[Start of Attachment]

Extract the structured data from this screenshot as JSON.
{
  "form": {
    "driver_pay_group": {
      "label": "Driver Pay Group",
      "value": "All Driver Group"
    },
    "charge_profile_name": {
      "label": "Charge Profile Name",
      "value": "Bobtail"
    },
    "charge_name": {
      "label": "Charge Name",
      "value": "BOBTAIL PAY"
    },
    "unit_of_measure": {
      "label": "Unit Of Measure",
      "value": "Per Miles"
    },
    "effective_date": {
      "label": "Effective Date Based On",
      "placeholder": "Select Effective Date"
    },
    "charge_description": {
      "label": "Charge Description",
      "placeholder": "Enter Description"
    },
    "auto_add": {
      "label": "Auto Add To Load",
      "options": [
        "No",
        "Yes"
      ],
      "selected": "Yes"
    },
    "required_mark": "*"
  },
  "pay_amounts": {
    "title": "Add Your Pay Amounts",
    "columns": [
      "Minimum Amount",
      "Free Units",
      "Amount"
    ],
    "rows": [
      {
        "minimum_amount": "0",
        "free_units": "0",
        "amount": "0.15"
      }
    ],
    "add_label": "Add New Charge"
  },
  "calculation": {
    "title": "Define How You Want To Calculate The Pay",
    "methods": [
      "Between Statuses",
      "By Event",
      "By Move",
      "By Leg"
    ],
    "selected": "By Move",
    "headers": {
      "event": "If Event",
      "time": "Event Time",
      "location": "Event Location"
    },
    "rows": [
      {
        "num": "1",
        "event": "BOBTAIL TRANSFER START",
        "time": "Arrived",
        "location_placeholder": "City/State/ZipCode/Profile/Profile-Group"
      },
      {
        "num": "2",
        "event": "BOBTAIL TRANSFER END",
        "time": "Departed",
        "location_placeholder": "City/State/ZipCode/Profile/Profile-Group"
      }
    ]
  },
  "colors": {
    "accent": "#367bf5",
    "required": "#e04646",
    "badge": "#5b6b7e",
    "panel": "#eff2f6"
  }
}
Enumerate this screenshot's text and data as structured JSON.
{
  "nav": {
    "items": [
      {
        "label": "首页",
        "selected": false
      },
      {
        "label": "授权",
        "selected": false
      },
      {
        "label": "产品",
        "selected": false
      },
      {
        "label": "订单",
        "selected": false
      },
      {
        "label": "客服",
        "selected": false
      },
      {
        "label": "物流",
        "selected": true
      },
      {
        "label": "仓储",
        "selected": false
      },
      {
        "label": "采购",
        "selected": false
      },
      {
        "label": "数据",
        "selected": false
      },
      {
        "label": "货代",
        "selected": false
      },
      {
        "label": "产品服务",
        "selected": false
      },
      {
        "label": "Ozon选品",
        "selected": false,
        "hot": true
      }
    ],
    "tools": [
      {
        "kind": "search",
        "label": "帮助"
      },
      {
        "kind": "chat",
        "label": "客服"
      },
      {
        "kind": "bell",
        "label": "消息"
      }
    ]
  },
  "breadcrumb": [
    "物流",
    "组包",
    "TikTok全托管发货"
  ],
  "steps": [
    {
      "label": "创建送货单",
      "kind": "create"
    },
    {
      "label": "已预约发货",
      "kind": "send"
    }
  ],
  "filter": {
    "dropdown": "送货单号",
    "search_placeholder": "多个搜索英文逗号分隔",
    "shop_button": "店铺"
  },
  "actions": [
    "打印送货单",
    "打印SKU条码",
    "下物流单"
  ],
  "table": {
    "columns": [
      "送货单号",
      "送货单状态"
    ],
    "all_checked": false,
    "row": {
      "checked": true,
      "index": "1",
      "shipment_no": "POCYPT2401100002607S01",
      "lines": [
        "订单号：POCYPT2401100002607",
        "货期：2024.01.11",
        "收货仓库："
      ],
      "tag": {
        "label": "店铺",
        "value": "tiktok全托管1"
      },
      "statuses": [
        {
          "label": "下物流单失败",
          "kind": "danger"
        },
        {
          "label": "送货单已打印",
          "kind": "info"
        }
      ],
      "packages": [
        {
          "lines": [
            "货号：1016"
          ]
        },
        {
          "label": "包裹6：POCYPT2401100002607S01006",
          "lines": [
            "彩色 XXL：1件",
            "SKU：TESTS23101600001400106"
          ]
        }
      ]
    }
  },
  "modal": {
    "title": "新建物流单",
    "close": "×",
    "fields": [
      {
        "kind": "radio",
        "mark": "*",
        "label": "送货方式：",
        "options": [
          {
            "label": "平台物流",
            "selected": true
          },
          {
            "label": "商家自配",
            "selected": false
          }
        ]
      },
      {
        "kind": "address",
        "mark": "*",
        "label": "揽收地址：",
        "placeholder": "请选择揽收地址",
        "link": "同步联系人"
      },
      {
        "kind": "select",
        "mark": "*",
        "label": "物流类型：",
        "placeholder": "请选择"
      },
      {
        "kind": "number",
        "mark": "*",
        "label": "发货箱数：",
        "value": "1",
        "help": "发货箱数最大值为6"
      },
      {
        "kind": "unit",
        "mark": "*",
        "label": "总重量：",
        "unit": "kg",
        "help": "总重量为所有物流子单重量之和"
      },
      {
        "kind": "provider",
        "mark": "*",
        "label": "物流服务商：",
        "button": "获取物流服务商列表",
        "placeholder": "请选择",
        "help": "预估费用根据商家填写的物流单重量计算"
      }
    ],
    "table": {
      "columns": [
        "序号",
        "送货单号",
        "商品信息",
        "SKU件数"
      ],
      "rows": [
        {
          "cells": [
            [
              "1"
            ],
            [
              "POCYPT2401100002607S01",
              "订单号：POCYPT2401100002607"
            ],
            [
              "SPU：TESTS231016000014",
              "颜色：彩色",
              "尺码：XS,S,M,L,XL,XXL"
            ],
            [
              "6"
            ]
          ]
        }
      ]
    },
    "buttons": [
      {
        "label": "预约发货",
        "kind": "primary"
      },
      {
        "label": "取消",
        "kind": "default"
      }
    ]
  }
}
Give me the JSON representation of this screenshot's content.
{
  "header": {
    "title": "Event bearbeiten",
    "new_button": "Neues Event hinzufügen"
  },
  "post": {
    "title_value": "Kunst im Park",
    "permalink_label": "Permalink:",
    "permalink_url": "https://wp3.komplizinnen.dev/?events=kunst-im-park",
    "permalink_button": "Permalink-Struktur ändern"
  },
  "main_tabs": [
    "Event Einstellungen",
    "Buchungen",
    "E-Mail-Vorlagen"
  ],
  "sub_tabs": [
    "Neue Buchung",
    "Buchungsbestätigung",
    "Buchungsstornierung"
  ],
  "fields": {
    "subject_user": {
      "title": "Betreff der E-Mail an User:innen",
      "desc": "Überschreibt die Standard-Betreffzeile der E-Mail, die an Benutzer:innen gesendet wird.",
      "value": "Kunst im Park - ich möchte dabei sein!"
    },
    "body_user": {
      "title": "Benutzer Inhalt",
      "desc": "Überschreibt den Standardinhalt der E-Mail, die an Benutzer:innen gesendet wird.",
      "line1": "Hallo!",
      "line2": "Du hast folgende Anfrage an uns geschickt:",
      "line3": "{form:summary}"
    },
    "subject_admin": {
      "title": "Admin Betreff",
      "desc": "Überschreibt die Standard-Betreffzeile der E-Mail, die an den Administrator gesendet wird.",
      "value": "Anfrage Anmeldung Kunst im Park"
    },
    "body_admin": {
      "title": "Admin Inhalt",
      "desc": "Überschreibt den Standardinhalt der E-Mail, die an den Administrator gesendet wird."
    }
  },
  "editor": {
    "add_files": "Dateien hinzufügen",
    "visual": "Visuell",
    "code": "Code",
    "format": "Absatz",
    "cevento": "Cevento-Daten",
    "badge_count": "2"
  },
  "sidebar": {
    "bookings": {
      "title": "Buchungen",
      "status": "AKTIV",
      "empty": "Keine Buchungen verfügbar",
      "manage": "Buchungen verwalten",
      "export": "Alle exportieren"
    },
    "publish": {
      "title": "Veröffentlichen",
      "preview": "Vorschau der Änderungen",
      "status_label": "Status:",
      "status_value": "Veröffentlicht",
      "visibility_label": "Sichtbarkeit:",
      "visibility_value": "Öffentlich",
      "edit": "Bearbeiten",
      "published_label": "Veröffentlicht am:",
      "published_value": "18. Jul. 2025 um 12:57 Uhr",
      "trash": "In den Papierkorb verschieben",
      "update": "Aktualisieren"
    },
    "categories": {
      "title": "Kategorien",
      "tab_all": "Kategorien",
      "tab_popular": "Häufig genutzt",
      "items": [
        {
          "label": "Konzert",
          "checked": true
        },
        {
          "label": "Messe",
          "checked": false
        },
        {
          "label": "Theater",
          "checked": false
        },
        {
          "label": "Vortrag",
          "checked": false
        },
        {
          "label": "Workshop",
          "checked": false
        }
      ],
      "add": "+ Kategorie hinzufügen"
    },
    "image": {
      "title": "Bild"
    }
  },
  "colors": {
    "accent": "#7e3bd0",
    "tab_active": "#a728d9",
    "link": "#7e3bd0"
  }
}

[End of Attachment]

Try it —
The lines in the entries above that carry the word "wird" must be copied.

Solution for this problem —
      "desc": "Überschreibt die Standard-Betreffzeile der E-Mail, die an Benutzer:innen gesendet wird.",
      "desc": "Überschreibt den Standardinhalt der E-Mail, die an Benutzer:innen gesendet wird.",
      "desc": "Überschreibt die Standard-Betreffzeile der E-Mail, die an den Administrator gesendet wird.",
      "desc": "Überschreibt den Standardinhalt der E-Mail, die an den Administrator gesendet wird."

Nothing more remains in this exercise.